--- Record excerpts ---

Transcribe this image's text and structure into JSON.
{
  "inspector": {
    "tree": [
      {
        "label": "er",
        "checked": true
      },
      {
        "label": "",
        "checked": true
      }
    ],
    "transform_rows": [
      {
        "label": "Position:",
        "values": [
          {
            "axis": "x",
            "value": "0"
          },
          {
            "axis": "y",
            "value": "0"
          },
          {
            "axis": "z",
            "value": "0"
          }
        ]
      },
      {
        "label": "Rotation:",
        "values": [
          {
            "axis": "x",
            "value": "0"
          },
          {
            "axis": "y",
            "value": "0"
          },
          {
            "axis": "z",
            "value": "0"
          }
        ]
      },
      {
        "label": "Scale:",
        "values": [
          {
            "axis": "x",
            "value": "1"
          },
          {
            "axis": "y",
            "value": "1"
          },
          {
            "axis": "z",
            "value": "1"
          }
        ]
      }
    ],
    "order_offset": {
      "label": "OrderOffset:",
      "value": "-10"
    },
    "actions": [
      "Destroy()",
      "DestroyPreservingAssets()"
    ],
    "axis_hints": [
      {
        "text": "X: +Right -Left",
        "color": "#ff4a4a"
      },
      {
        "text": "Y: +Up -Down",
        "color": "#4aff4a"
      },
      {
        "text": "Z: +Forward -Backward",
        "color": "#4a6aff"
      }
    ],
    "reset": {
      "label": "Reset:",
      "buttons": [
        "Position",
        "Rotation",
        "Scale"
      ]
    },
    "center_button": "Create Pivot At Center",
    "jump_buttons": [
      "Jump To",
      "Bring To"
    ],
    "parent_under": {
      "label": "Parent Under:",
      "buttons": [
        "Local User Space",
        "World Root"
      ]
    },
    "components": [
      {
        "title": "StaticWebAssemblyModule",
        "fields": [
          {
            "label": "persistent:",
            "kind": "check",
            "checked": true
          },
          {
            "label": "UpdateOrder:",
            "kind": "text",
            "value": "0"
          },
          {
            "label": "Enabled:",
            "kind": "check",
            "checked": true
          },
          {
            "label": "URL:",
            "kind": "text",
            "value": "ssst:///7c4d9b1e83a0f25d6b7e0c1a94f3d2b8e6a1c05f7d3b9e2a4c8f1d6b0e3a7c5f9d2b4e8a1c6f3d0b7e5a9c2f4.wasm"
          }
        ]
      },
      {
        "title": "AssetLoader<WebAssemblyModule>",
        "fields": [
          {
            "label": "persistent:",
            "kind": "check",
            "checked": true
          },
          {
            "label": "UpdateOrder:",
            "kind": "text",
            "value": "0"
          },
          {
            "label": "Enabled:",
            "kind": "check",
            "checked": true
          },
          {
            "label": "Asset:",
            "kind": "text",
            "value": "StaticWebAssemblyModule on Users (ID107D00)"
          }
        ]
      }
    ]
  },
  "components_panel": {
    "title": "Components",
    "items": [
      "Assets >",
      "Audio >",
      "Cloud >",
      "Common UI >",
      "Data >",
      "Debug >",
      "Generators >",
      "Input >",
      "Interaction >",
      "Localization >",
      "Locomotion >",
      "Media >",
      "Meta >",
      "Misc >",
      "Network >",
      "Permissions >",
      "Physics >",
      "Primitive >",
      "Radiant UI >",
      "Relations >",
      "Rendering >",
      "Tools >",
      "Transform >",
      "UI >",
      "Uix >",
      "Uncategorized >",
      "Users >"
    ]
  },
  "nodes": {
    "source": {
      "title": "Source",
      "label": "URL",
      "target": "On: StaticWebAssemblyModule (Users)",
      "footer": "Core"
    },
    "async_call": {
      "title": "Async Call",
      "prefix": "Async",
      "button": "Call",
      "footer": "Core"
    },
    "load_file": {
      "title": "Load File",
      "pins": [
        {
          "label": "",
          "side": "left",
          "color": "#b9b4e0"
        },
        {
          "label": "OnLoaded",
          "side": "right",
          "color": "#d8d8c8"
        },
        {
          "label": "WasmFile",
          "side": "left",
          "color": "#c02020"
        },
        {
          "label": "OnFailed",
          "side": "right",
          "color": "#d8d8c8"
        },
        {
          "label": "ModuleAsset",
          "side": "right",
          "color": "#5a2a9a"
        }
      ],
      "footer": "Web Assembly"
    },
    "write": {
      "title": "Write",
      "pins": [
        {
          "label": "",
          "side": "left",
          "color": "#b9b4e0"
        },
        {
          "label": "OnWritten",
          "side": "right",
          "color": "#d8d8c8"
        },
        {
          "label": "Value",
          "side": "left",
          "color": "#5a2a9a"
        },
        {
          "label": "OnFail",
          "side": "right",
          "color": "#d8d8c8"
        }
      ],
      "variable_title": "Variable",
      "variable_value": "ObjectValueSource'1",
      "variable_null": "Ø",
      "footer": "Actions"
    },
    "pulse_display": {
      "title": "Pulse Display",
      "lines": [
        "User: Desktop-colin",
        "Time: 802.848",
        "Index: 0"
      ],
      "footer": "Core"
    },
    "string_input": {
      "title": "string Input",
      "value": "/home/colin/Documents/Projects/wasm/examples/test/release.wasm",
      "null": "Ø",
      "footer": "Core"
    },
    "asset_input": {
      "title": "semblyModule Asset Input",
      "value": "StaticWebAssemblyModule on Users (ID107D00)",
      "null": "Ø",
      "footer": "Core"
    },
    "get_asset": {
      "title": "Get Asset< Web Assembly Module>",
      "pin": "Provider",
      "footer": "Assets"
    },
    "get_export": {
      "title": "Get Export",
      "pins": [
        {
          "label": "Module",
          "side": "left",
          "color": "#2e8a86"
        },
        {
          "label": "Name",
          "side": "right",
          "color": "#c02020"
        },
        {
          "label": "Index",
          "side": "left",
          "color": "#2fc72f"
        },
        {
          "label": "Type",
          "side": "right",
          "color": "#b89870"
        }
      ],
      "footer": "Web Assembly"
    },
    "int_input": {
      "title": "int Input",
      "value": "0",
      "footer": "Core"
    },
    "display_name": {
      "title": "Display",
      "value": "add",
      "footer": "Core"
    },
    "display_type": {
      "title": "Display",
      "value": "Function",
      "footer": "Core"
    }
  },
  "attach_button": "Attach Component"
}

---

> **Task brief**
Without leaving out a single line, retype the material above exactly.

> **Solution to this problem**
Transcribe this image's text and structure into JSON.
{
  "inspector": {
    "tree": [
      {
        "label": "er",
        "checked": true
      },
      {
        "label": "",
        "checked": true
      }
    ],
    "transform_rows": [
      {
        "label": "Position:",
        "values": [
          {
            "axis": "x",
            "value": "0"
          },
          {
            "axis": "y",
            "value": "0"
          },
          {
            "axis": "z",
            "value": "0"
          }
        ]
      },
      {
        "label": "Rotation:",
        "values": [
          {
            "axis": "x",
            "value": "0"
          },
          {
            "axis": "y",
            "value": "0"
          },
          {
            "axis": "z",
            "value": "0"
          }
        ]
      },
      {
        "label": "Scale:",
        "values": [
          {
            "axis": "x",
            "value": "1"
          },
          {
            "axis": "y",
            "value": "1"
          },
          {
            "axis": "z",
            "value": "1"
          }
        ]
      }
    ],
    "order_offset": {
      "label": "OrderOffset:",
      "value": "-10"
    },
    "actions": [
      "Destroy()",
      "DestroyPreservingAssets()"
    ],
    "axis_hints": [
      {
        "text": "X: +Right -Left",
        "color": "#ff4a4a"
      },
      {
        "text": "Y: +Up -Down",
        "color": "#4aff4a"
      },
      {
        "text": "Z: +Forward -Backward",
        "color": "#4a6aff"
      }
    ],
    "reset": {
      "label": "Reset:",
      "buttons": [
        "Position",
        "Rotation",
        "Scale"
      ]
    },
    "center_button": "Create Pivot At Center",
    "jump_buttons": [
      "Jump To",
      "Bring To"
    ],
    "parent_under": {
      "label": "Parent Under:",
      "buttons": [
        "Local User Space",
        "World Root"
      ]
    },
    "components": [
      {
        "title": "StaticWebAssemblyModule",
        "fields": [
          {
            "label": "persistent:",
            "kind": "check",
            "checked": true
          },
          {
            "label": "UpdateOrder:",
            "kind": "text",
            "value": "0"
          },
          {
            "label": "Enabled:",
            "kind": "check",
            "checked": true
          },
          {
            "label": "URL:",
            "kind": "text",
            "value": "ssst:///7c4d9b1e83a0f25d6b7e0c1a94f3d2b8e6a1c05f7d3b9e2a4c8f1d6b0e3a7c5f9d2b4e8a1c6f3d0b7e5a9c2f4.wasm"
          }
        ]
      },
      {
        "title": "AssetLoader<WebAssemblyModule>",
        "fields": [
          {
            "label": "persistent:",
            "kind": "check",
            "checked": true
          },
          {
            "label": "UpdateOrder:",
            "kind": "text",
            "value": "0"
          },
          {
            "label": "Enabled:",
            "kind": "check",
            "checked": true
          },
          {
            "label": "Asset:",
            "kind": "text",
            "value": "StaticWebAssemblyModule on Users (ID107D00)"
          }
        ]
      }
    ]
  },
  "components_panel": {
    "title": "Components",
    "items": [
      "Assets >",
      "Audio >",
      "Cloud >",
      "Common UI >",
      "Data >",
      "Debug >",
      "Generators >",
      "Input >",
      "Interaction >",
      "Localization >",
      "Locomotion >",
      "Media >",
      "Meta >",
      "Misc >",
      "Network >",
      "Permissions >",
      "Physics >",
      "Primitive >",
      "Radiant UI >",
      "Relations >",
      "Rendering >",
      "Tools >",
      "Transform >",
      "UI >",
      "Uix >",
      "Uncategorized >",
      "Users >"
    ]
  },
  "nodes": {
    "source": {
      "title": "Source",
      "label": "URL",
      "target": "On: StaticWebAssemblyModule (Users)",
      "footer": "Core"
    },
    "async_call": {
      "title": "Async Call",
      "prefix": "Async",
      "button": "Call",
      "footer": "Core"
    },
    "load_file": {
      "title": "Load File",
      "pins": [
        {
          "label": "",
          "side": "left",
          "color": "#b9b4e0"
        },
        {
          "label": "OnLoaded",
          "side": "right",
          "color": "#d8d8c8"
        },
        {
          "label": "WasmFile",
          "side": "left",
          "color": "#c02020"
        },
        {
          "label": "OnFailed",
          "side": "right",
          "color": "#d8d8c8"
        },
        {
          "label": "ModuleAsset",
          "side": "right",
          "color": "#5a2a9a"
        }
      ],
      "footer": "Web Assembly"
    },
    "write": {
      "title": "Write",
      "pins": [
        {
          "label": "",
          "side": "left",
          "color": "#b9b4e0"
        },
        {
          "label": "OnWritten",
          "side": "right",
          "color": "#d8d8c8"
        },
        {
          "label": "Value",
          "side": "left",
          "color": "#5a2a9a"
        },
        {
          "label": "OnFail",
          "side": "right",
          "color": "#d8d8c8"
        }
      ],
      "variable_title": "Variable",
      "variable_value": "ObjectValueSource'1",
      "variable_null": "Ø",
      "footer": "Actions"
    },
    "pulse_display": {
      "title": "Pulse Display",
      "lines": [
        "User: Desktop-colin",
        "Time: 802.848",
        "Index: 0"
      ],
      "footer": "Core"
    },
    "string_input": {
      "title": "string Input",
      "value": "/home/colin/Documents/Projects/wasm/examples/test/release.wasm",
      "null": "Ø",
      "footer": "Core"
    },
    "asset_input": {
      "title": "semblyModule Asset Input",
      "value": "StaticWebAssemblyModule on Users (ID107D00)",
      "null": "Ø",
      "footer": "Core"
    },
    "get_asset": {
      "title": "Get Asset< Web Assembly Module>",
      "pin": "Provider",
      "footer": "Assets"
    },
    "get_export": {
      "title": "Get Export",
      "pins": [
        {
          "label": "Module",
          "side": "left",
          "color": "#2e8a86"
        },
        {
          "label": "Name",
          "side": "right",
          "color": "#c02020"
        },
        {
          "label": "Index",
          "side": "left",
          "color": "#2fc72f"
        },
        {
          "label": "Type",
          "side": "right",
          "color": "#b89870"
        }
      ],
      "footer": "Web Assembly"
    },
    "int_input": {
      "title": "int Input",
      "value": "0",
      "footer": "Core"
    },
    "display_name": {
      "title": "Display",
      "value": "add",
      "footer": "Core"
    },
    "display_type": {
      "title": "Display",
      "value": "Function",
      "footer": "Core"
    }
  },
  "attach_button": "Attach Component"
}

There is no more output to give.